4 Sex Myths Debunked

Libido pop quiz! How informed are you on the more out-there aspects of female sexuality?

woman with whip
(Image credit: Liz Von Hoene)

Q: Does better foreplay = better orgasm?

A: NO. Longer sex does! A recent study found our ability to orgasm depended not on foreplay but on the "quality and duration" of sex. European scientists asked 2,360 women to track whether they had orgasms, and how long they'd engaged in foreplay and actual sex, whenever they got it on. The findings? Length of intercourse was more important for orgasms than foreplay. Focusing "on vaginal sensations during intercourse" — not before — is the orgasmic secret, says Stuart Brody, Ph.D., the study's author and professor of psychology at the University of the West of Scotland. (A second study found that longer penises also contributed to orgasms. So much for that old saw about size not mattering.)

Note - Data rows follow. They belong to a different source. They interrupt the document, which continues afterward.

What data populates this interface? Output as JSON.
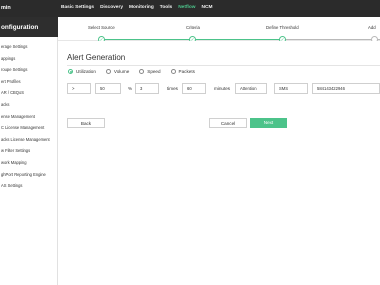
{
  "app": {
    "title": "min"
  },
  "nav": [
    "Basic Settings",
    "Discovery",
    "Monitoring",
    "Tools",
    "Netflow",
    "NCM"
  ],
  "nav_active": "Netflow",
  "sidebar": {
    "title": "onfiguration",
    "items": [
      "erage Settings",
      "appings",
      "roupe Settings",
      "ert Profiles",
      "AR / CBQoS",
      "acks",
      "ense Management",
      "C License Management",
      "acks License Management",
      "w Filter Settings",
      "work Mapping",
      "ghPort Reporting Engine",
      "AS Settings"
    ]
  },
  "stepper": {
    "steps": [
      "Select Source",
      "Criteria",
      "Define Threshold",
      "Add"
    ]
  },
  "form": {
    "title": "Alert Generation",
    "radios": [
      {
        "label": "Utilization",
        "selected": true
      },
      {
        "label": "Volume",
        "selected": false
      },
      {
        "label": "Speed",
        "selected": false
      },
      {
        "label": "Packets",
        "selected": false
      }
    ],
    "operator": ">",
    "percent_value": "50",
    "percent_sign": "%",
    "times_value": "3",
    "times_label": "times",
    "minutes_value": "60",
    "minutes_label": "minutes",
    "severity": "Attention",
    "action": "SMS",
    "phone": "584143422946"
  },
  "buttons": {
    "back": "Back",
    "cancel": "Cancel",
    "next": "Next"
  },
  "colors": {
    "accent": "#4cc38a",
    "topbar": "#2b2b2b"
  }
}
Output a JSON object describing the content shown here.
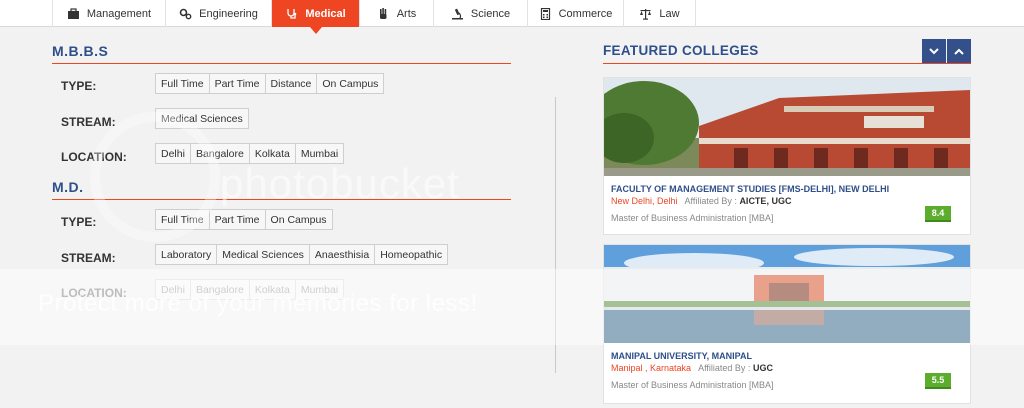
{
  "tabs": [
    {
      "label": "Management",
      "icon": "briefcase-icon",
      "active": false
    },
    {
      "label": "Engineering",
      "icon": "gears-icon",
      "active": false
    },
    {
      "label": "Medical",
      "icon": "stethoscope-icon",
      "active": true
    },
    {
      "label": "Arts",
      "icon": "hand-icon",
      "active": false
    },
    {
      "label": "Science",
      "icon": "microscope-icon",
      "active": false
    },
    {
      "label": "Commerce",
      "icon": "calculator-icon",
      "active": false
    },
    {
      "label": "Law",
      "icon": "scales-icon",
      "active": false
    }
  ],
  "mbbs": {
    "title": "M.B.B.S",
    "type_label": "TYPE:",
    "types": [
      "Full Time",
      "Part Time",
      "Distance",
      "On Campus"
    ],
    "stream_label": "STREAM:",
    "streams": [
      "Medical Sciences"
    ],
    "location_label": "LOCATION:",
    "locations": [
      "Delhi",
      "Bangalore",
      "Kolkata",
      "Mumbai"
    ]
  },
  "md": {
    "title": "M.D.",
    "type_label": "TYPE:",
    "types": [
      "Full Time",
      "Part Time",
      "On Campus"
    ],
    "stream_label": "STREAM:",
    "streams": [
      "Laboratory",
      "Medical Sciences",
      "Anaesthisia",
      "Homeopathic"
    ],
    "location_label": "LOCATION:",
    "locations": [
      "Delhi",
      "Bangalore",
      "Kolkata",
      "Mumbai"
    ]
  },
  "featured": {
    "title": "FEATURED COLLEGES",
    "colleges": [
      {
        "name": "FACULTY OF MANAGEMENT STUDIES [FMS-DELHI], NEW DELHI",
        "location": "New Delhi, Delhi",
        "affiliated_label": "Affiliated By :",
        "affiliation": "AICTE, UGC",
        "course": "Master of Business Administration [MBA]",
        "rating": "8.4"
      },
      {
        "name": "MANIPAL UNIVERSITY, MANIPAL",
        "location": "Manipal , Karnataka",
        "affiliated_label": "Affiliated By :",
        "affiliation": "UGC",
        "course": "Master of Business Administration [MBA]",
        "rating": "5.5"
      }
    ]
  },
  "watermark": {
    "logo": "photobucket",
    "text": "Protect more of your memories for less!"
  },
  "colors": {
    "accent": "#ee4523",
    "heading": "#2f4f8a",
    "rating": "#5cad2e"
  }
}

Q: Can some women really think their way to an orgasm?

A: YES. Climax without physical contact exists. Up to 10 percent of women can orgasm just by thinking about it, says Barry Komisaruk, a professor of psychology at Rutgers University in New Jersey, who's been studying thought-induced orgasms, or "thinking off," since the 1990s. Recently, he imaged the brains of women having orgasms from physical and then mental stimulation, and concluded that the thought-induced orgasms were the real deal. The women he studied used everything from porn to auditory cues (whispered sweet nothings) to relaxing imagery (walking on the beach) to reach orgasm — and at least one didn't discover her, um, talent until her mid-30s. So could others out there unknowingly have this ability? Maybe, Komisaruk says. "The brain can do very surprising things."

Q: Does the G-spot exist?

A: NO. The G-spot might be purely fictional, according to researchers at King's College, who studied sets of twins where one sister reported a G-spot to try and find a genetic basis for the spot's existence. They came up empty. "Women reporting a G-spot were more open in their sexuality and more susceptible to sexual stimuli," says Andrea Burri, MsC, who worked on the study. "But we concluded that self-reported G-spots don't exist — or self-reporting is the wrong way to assess this." We say, get visualizing. If G-spots are all mental, then anyone can have one. And that's good news.

Q: Is there really a sex fetish involving balloons?

A: YES. Foot fetishes look positively pedestrian next to "looning," which involves sex with a balloon prop. Couples put an inflated balloon between their lower abdomens during sex, then get off on anticipating and hearing an unexpected pop. Is the horny helium craze erotic, or full of hot air? Kellogg-Spadt, of Philadelphia's Pelvic and Sexual Health Institute, says that some "paraphilias [unusual or unhealthy sexual practices] are no laughing matter. They can go from something that seems benign to criminal behavior." Not to burst your bubble, but before embracing a fetish like looning, Kellogg-Spadt suggests checking if "harm to self or others, breaking the law, or a power differential" is involved.